+And the characters? What Characters? These caricatures of every other protagonist and antagonist that has ever appeared on screen?
And do not get me wrong. I tend to complain about characters that weep and whine in a lot of the anime that I review and hate.
By such descriptions I am not suggesting that the idea of characters crying in anime puts me off; I hope most people understand the distinction between whining and crying.
Because, yes, I HATE anime that spend 90% of their time in weepy territory, with cutesy female (and sometimes male) characters on their knees weeping endlessly about their bad lot in life. That irritates me to no end.
SO of course that places Mahou Sensou in a good place to irritate me, every scene with Aiba, Takeshi and all their whining about their families and siblings OBVIOUSLY aimed towards forcing some modicum of sympathy from viewers, but only drawing derision from my impatient sensibilities.
These characters are as terrible as they are bland, the typical ‘hero who places his life on the line for strangers’, ‘strong female lead with difficult life that must be weak so as to be rescued by the male lead’, typical evil villains seeking to bring destruction for a seemingly sympathetic and yet rationally silly reason (though one female character managed to provide a semblance of an intriguing story worth following).
I find it hard to believe that someone actually took the effort to write this story, rather than simply typing a few keywords into a program and having the computer spit out a random script. Because I would believe that.
The inconsistencies alone ravage any logic the anime might have been attempting to construct at the start, especially with regards to how magical abilities are activated and the rules restricting their use in the real world; because by the laws revealed in the first episode, almost every character we meet, including our hero, should either be dead or powerless due to the effects of ‘The Gift’.
+Could this truly be a Madhouse Studio production, one of the best animation studios around? Yes it is, because the animation does indeed avail that gloss and crisp expected from a fairly well financed series.
AND IT IS SO BLAND. There is literally no artistic quality anywhere in Mahou Sensou, with every character a mirror image of that typical anime design, which, I guess, perfectly matches their equally bland and generic characterizations.
The shots, of the landscapes and the magical battles, where deathly boring. On a surprising note the voice actors where great, in fact way too good for this project which, along with the fairly decent music, I found surprising.
+VERDICT: I have watched bad anime, series that simply haven’t worked for me but within which, by placing my mind outside my own personal biases and interests, I have managed to locate slivers of quality from which another individual might have gained some level of entertainment.

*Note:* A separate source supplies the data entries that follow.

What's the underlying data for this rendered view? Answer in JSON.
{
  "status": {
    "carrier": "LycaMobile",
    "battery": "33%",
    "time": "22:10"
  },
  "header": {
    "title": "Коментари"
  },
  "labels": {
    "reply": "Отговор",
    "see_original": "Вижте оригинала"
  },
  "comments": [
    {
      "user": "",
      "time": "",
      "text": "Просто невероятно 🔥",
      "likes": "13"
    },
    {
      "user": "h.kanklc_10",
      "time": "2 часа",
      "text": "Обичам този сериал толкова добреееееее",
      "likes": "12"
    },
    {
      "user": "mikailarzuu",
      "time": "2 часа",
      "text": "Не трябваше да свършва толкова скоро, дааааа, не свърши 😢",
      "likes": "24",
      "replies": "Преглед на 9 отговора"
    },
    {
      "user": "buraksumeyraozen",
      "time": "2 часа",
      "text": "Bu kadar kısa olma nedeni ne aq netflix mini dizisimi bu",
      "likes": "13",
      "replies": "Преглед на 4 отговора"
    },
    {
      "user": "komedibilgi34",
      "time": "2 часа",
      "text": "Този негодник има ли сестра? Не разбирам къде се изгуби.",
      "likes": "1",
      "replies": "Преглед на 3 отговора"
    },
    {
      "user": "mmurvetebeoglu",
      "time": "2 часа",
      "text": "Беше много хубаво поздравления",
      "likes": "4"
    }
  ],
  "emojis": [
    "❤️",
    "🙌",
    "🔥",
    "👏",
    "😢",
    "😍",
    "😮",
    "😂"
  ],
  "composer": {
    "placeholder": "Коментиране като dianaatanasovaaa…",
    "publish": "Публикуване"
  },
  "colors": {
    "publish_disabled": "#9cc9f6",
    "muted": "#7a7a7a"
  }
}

I simply cannot imagine who the hell would actually enjoy watching Mahou Sensou. It’s not terrible per say. You simply won’t be watching anything substantial.
I couldn’t even complete the series, got as far as episode 8 and quit; and even then only because I forced myself to push through five episodes in one go. I have a system of watching anime, only ever tackling a maximum of three titles at a go.
Only because I wished to turn my attention to Wizard Barristers and thus chose to push through Magical warfare to basically make space on my roster did I make it so far, eventually coming to the realize how contrived and pretentious the anime truly was.
RATING: 3/10, I thought of throwing a 0/10 at the anime; but again, Mahou Sensou isn’t a terrible, or even bad anime. It is simply bland.